Another anecdote illustrates the Master's unwillingness to order others around. One day when the Master passed by CTTB's large dining hall, he saw that the area outside the kitchen had not been cleaned for some time and that green moss had grown on the steps. Instead of ordering someone else to clean it up, he said, "This afternoon I'm going to sweep in front of the dining hall where the moss has grown thick. I need a broom to sweep with." Of course we disciples felt ashamed and quickly cleaned up the entire area in a couple of hours.

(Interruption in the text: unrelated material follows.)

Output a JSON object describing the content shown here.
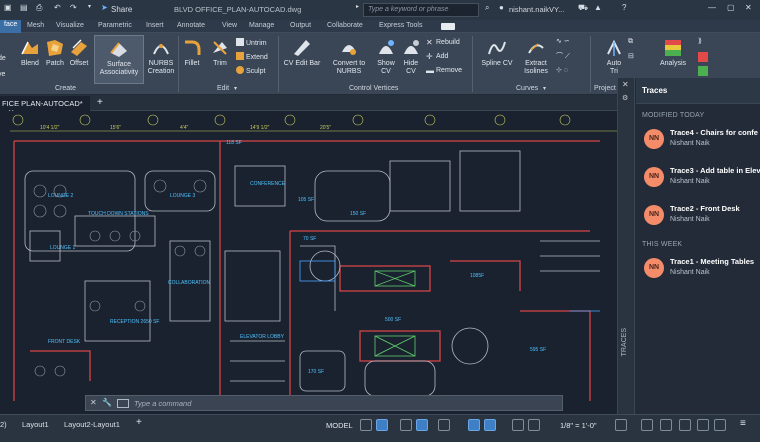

In 1992 when DRBA sent a delegation to Taiwan, the disciples there treated the Master with great respect. There were always many people waiting on the Master. When he wanted to take the elevator, someone would call the elevator for him. When he got out upstairs, people would be waiting at the elevator door to receive him. That was how reverent they were. One day when the Master came out of the elevator, he told everyone, "If you can treat other elders the way you treat me, I'll be very happy." The Master took that opportunity to teach us we ought to respect and take care of all elders equally.
Later, in order to seek accreditation, Dharma Realm Buddhist University (located at CTTB) renovated the hospital building (Tower of Blessings). The disciples in charge of the project broke the tradition of frugality and spent a great deal of money to renovate the building, making it the best facility in CTTB. After severely criticizing such extravagance, the Master asked his disciples how we should use the area. Someone suggested that it could be the Master's office, but the Master answered, "No, we should let the eldest residents have the best quarters." Thus, the Master taught by example that we ought to take very good care of elders. One way of repaying the Master is to truly treat others' elders the way we treat our own.
The Master always said that whoever took refuge with him had to become a Buddha before the Master would do so. Receiving the Bodhisattva Precepts is the basis for becoming a Buddha. This August (2000) the Bodhisattva Precepts will be transmitted at the City of Ten Thousand Buddhas. This is a rare and valuable opportunity, and it is one way to repay the Master. Thus, I would like to leave you with this encouragement. If I have spoken incorrectly, please do not hesitate to correct me. Amitabha.